This book addresses societal relationships to river systems, highlighting many unexplored possibilities in how we know and manage our rivers.
Brierley contends that although we have good scientific understanding of rivers, with remarkable prospect for profound improvements to river condition, management applications greatly under-deliver. He conceptualizes approaches to river repair in two very different ways: Medean (competitive) and Gaian (cooperative). Rather than 'managing' rivers to achieve particular anthropogenic goals (the former option), this book adopts a more-than-human approach to 'living with living rivers' (the latter option), applying a river rights framework that conceptualizes rivers as sentient entities.

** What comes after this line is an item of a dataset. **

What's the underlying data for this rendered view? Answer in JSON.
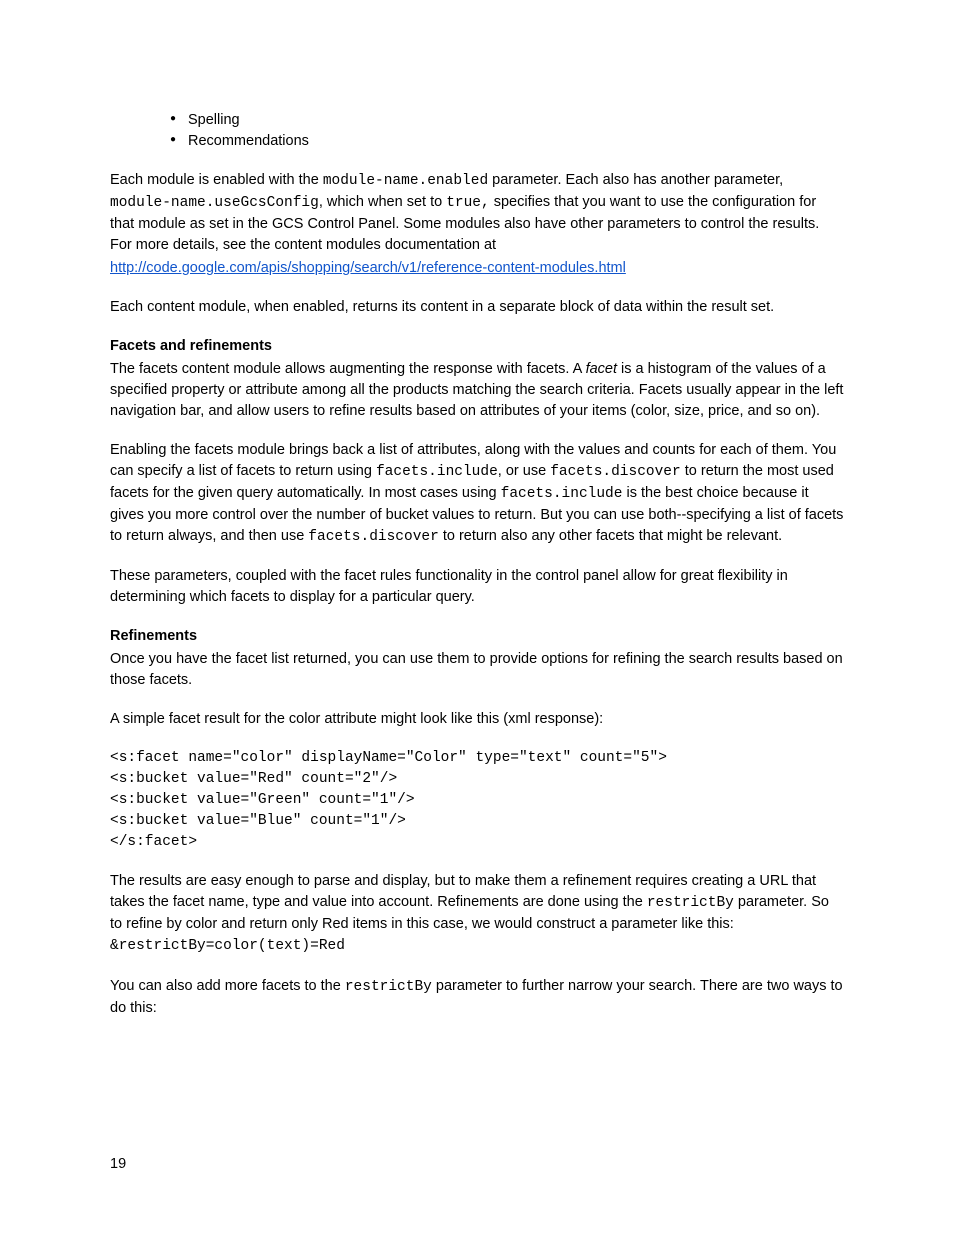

Chapters build on significant experience across many parts of the world, emphasizing the diverse array of river attributes and relationships to be protected and the wide range of problems to be addressed. Although the book has an environmental focus, it is framed as an argument in popular philosophy, contemplating the agency of rivers as place-beings. It will be of great value to academics, students and general readers interested in protecting river systems.